• [Try it]: Exclude the pictures and repeat all of the data exactly.

[Component data from apps and pages]
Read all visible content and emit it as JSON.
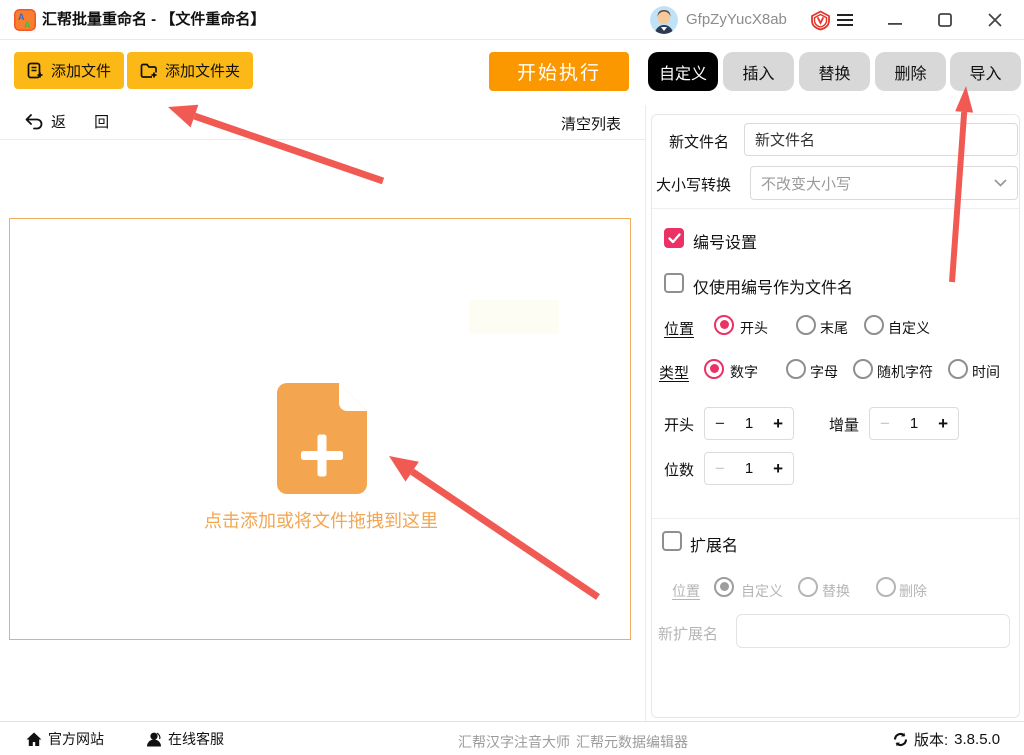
{
  "window": {
    "title": "汇帮批量重命名 - 【文件重命名】",
    "username": "GfpZyYucX8ab"
  },
  "toolbar": {
    "add_file": "添加文件",
    "add_folder": "添加文件夹",
    "start": "开始执行"
  },
  "tabs": [
    {
      "label": "自定义",
      "active": true
    },
    {
      "label": "插入",
      "active": false
    },
    {
      "label": "替换",
      "active": false
    },
    {
      "label": "删除",
      "active": false
    },
    {
      "label": "导入",
      "active": false
    }
  ],
  "list": {
    "back": "返 回",
    "clear": "清空列表"
  },
  "dropzone": {
    "hint": "点击添加或将文件拖拽到这里"
  },
  "form": {
    "new_name_label": "新文件名",
    "new_name_value": "新文件名",
    "case_label": "大小写转换",
    "case_value": "不改变大小写",
    "numbering_label": "编号设置",
    "only_number_label": "仅使用编号作为文件名",
    "position_label": "位置",
    "position_options": [
      "开头",
      "末尾",
      "自定义"
    ],
    "position_selected": "开头",
    "type_label": "类型",
    "type_options": [
      "数字",
      "字母",
      "随机字符",
      "时间"
    ],
    "type_selected": "数字",
    "start_label": "开头",
    "start_value": "1",
    "increment_label": "增量",
    "increment_value": "1",
    "digits_label": "位数",
    "digits_value": "1",
    "extension_label": "扩展名",
    "ext_position_label": "位置",
    "ext_position_options": [
      "自定义",
      "替换",
      "删除"
    ],
    "ext_position_selected": "自定义",
    "new_ext_label": "新扩展名",
    "new_ext_value": ""
  },
  "statusbar": {
    "site": "官方网站",
    "support": "在线客服",
    "link1": "汇帮汉字注音大师",
    "link2": "汇帮元数据编辑器",
    "version_label": "版本:",
    "version": "3.8.5.0"
  },
  "ui": {
    "minus": "−",
    "plus": "+"
  },
  "colors": {
    "accent_yellow": "#fbb817",
    "accent_orange": "#fb9800",
    "accent_pink": "#eb3166",
    "drop_orange": "#f3a64f",
    "arrow_red": "#f15a52",
    "tab_inactive": "#d8d8d8",
    "tab_active": "#000000"
  }
}
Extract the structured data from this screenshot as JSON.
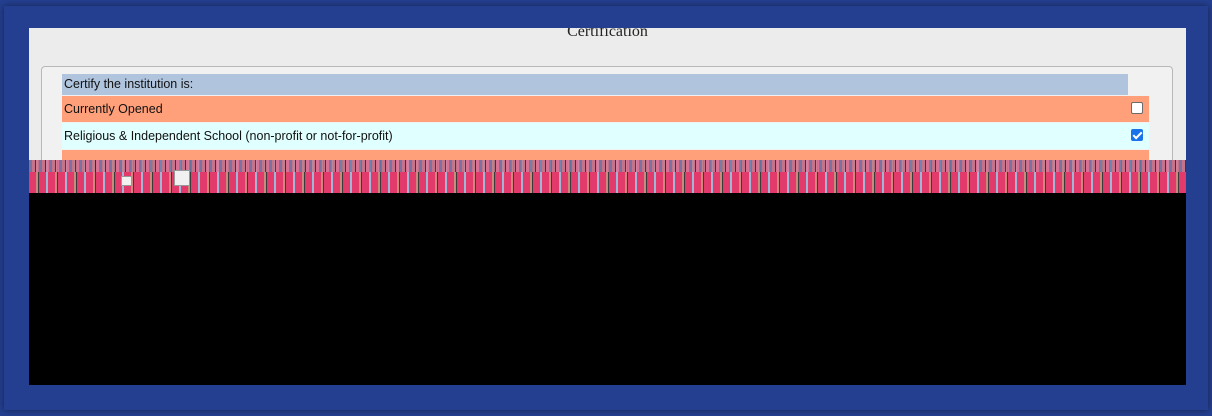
{
  "section": {
    "title": "Certification"
  },
  "certify": {
    "header": "Certify the institution is:",
    "options": [
      {
        "label": "Currently Opened",
        "checked": false
      },
      {
        "label": "Religious & Independent School (non-profit or not-for-profit)",
        "checked": true
      }
    ]
  },
  "colors": {
    "frame": "#243f8f",
    "header_row": "#b0c4de",
    "row_salmon": "#ffa07a",
    "row_cyan": "#e0ffff",
    "checkbox_checked": "#1a73e8"
  }
}
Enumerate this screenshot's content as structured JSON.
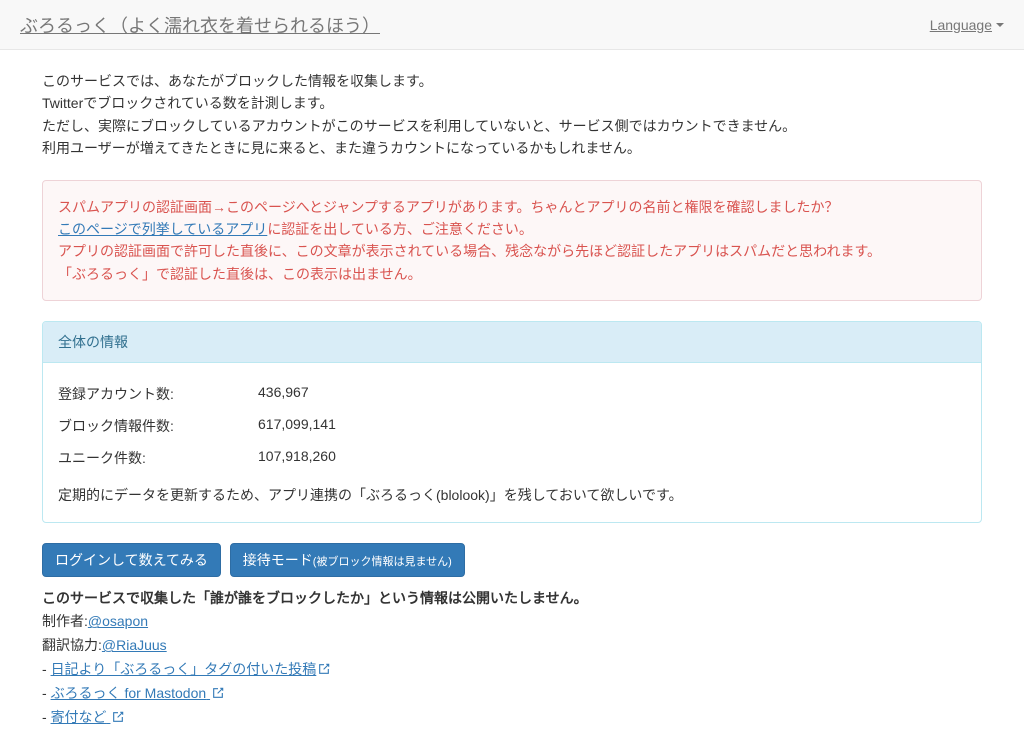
{
  "navbar": {
    "brand": "ぶろるっく（よく濡れ衣を着せられるほう）",
    "language_label": "Language"
  },
  "intro": {
    "line1": "このサービスでは、あなたがブロックした情報を収集します。",
    "line2": "Twitterでブロックされている数を計測します。",
    "line3": "ただし、実際にブロックしているアカウントがこのサービスを利用していないと、サービス側ではカウントできません。",
    "line4": "利用ユーザーが増えてきたときに見に来ると、また違うカウントになっているかもしれません。"
  },
  "alert": {
    "part1": "スパムアプリの認証画面→このページへとジャンプするアプリがあります。ちゃんとアプリの名前と権限を確認しましたか？",
    "link": "このページで列挙しているアプリ",
    "part2": "に認証を出している方、ご注意ください。",
    "part3": "アプリの認証画面で許可した直後に、この文章が表示されている場合、残念ながら先ほど認証したアプリはスパムだと思われます。",
    "part4": "「ぶろるっく」で認証した直後は、この表示は出ません。"
  },
  "panel": {
    "heading": "全体の情報",
    "stats": [
      {
        "label": "登録アカウント数:",
        "value": "436,967"
      },
      {
        "label": "ブロック情報件数:",
        "value": "617,099,141"
      },
      {
        "label": "ユニーク件数:",
        "value": "107,918,260"
      }
    ],
    "note": "定期的にデータを更新するため、アプリ連携の「ぶろるっく(blolook)」を残しておいて欲しいです。"
  },
  "buttons": {
    "login": "ログインして数えてみる",
    "mode_prefix": "接待モード",
    "mode_suffix": "(被ブロック情報は見ません)"
  },
  "footer": {
    "disclaimer": "このサービスで収集した「誰が誰をブロックしたか」という情報は公開いたしません。",
    "author_label": "制作者:",
    "author_handle": "@osapon",
    "translator_label": "翻訳協力:",
    "translator_handle": "@RiaJuus",
    "link1": "日記より「ぶろるっく」タグの付いた投稿",
    "link2": "ぶろるっく for Mastodon",
    "link3": "寄付など",
    "dash": "-"
  }
}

• [Written reply]:
Read all visible content and emit it as JSON.
{
  "window": {
    "title": "汇帮批量重命名 - 【文件重命名】",
    "username": "GfpZyYucX8ab"
  },
  "toolbar": {
    "add_file": "添加文件",
    "add_folder": "添加文件夹",
    "start": "开始执行"
  },
  "tabs": [
    {
      "label": "自定义",
      "active": true
    },
    {
      "label": "插入",
      "active": false
    },
    {
      "label": "替换",
      "active": false
    },
    {
      "label": "删除",
      "active": false
    },
    {
      "label": "导入",
      "active": false
    }
  ],
  "list": {
    "back": "返 回",
    "clear": "清空列表"
  },
  "dropzone": {
    "hint": "点击添加或将文件拖拽到这里"
  },
  "form": {
    "new_name_label": "新文件名",
    "new_name_value": "新文件名",
    "case_label": "大小写转换",
    "case_value": "不改变大小写",
    "numbering_label": "编号设置",
    "only_number_label": "仅使用编号作为文件名",
    "position_label": "位置",
    "position_options": [
      "开头",
      "末尾",
      "自定义"
    ],
    "position_selected": "开头",
    "type_label": "类型",
    "type_options": [
      "数字",
      "字母",
      "随机字符",
      "时间"
    ],
    "type_selected": "数字",
    "start_label": "开头",
    "start_value": "1",
    "increment_label": "增量",
    "increment_value": "1",
    "digits_label": "位数",
    "digits_value": "1",
    "extension_label": "扩展名",
    "ext_position_label": "位置",
    "ext_position_options": [
      "自定义",
      "替换",
      "删除"
    ],
    "ext_position_selected": "自定义",
    "new_ext_label": "新扩展名",
    "new_ext_value": ""
  },
  "statusbar": {
    "site": "官方网站",
    "support": "在线客服",
    "link1": "汇帮汉字注音大师",
    "link2": "汇帮元数据编辑器",
    "version_label": "版本:",
    "version": "3.8.5.0"
  },
  "ui": {
    "minus": "−",
    "plus": "+"
  },
  "colors": {
    "accent_yellow": "#fbb817",
    "accent_orange": "#fb9800",
    "accent_pink": "#eb3166",
    "drop_orange": "#f3a64f",
    "arrow_red": "#f15a52",
    "tab_inactive": "#d8d8d8",
    "tab_active": "#000000"
  }
}
Extract the structured data from this screenshot as JSON.
{
  "section": {
    "title": "Certification"
  },
  "certify": {
    "header": "Certify the institution is:",
    "options": [
      {
        "label": "Currently Opened",
        "checked": false
      },
      {
        "label": "Religious & Independent School (non-profit or not-for-profit)",
        "checked": true
      }
    ]
  },
  "colors": {
    "frame": "#243f8f",
    "header_row": "#b0c4de",
    "row_salmon": "#ffa07a",
    "row_cyan": "#e0ffff",
    "checkbox_checked": "#1a73e8"
  }
}
Enumerate this screenshot's content as structured JSON.
{
  "navbar": {
    "brand": "ぶろるっく（よく濡れ衣を着せられるほう）",
    "language_label": "Language"
  },
  "intro": {
    "line1": "このサービスでは、あなたがブロックした情報を収集します。",
    "line2": "Twitterでブロックされている数を計測します。",
    "line3": "ただし、実際にブロックしているアカウントがこのサービスを利用していないと、サービス側ではカウントできません。",
    "line4": "利用ユーザーが増えてきたときに見に来ると、また違うカウントになっているかもしれません。"
  },
  "alert": {
    "part1": "スパムアプリの認証画面→このページへとジャンプするアプリがあります。ちゃんとアプリの名前と権限を確認しましたか？",
    "link": "このページで列挙しているアプリ",
    "part2": "に認証を出している方、ご注意ください。",
    "part3": "アプリの認証画面で許可した直後に、この文章が表示されている場合、残念ながら先ほど認証したアプリはスパムだと思われます。",
    "part4": "「ぶろるっく」で認証した直後は、この表示は出ません。"
  },
  "panel": {
    "heading": "全体の情報",
    "stats": [
      {
        "label": "登録アカウント数:",
        "value": "436,967"
      },
      {
        "label": "ブロック情報件数:",
        "value": "617,099,141"
      },
      {
        "label": "ユニーク件数:",
        "value": "107,918,260"
      }
    ],
    "note": "定期的にデータを更新するため、アプリ連携の「ぶろるっく(blolook)」を残しておいて欲しいです。"
  },
  "buttons": {
    "login": "ログインして数えてみる",
    "mode_prefix": "接待モード",
    "mode_suffix": "(被ブロック情報は見ません)"
  },
  "footer": {
    "disclaimer": "このサービスで収集した「誰が誰をブロックしたか」という情報は公開いたしません。",
    "author_label": "制作者:",
    "author_handle": "@osapon",
    "translator_label": "翻訳協力:",
    "translator_handle": "@RiaJuus",
    "link1": "日記より「ぶろるっく」タグの付いた投稿",
    "link2": "ぶろるっく for Mastodon",
    "link3": "寄付など",
    "dash": "-"
  }
}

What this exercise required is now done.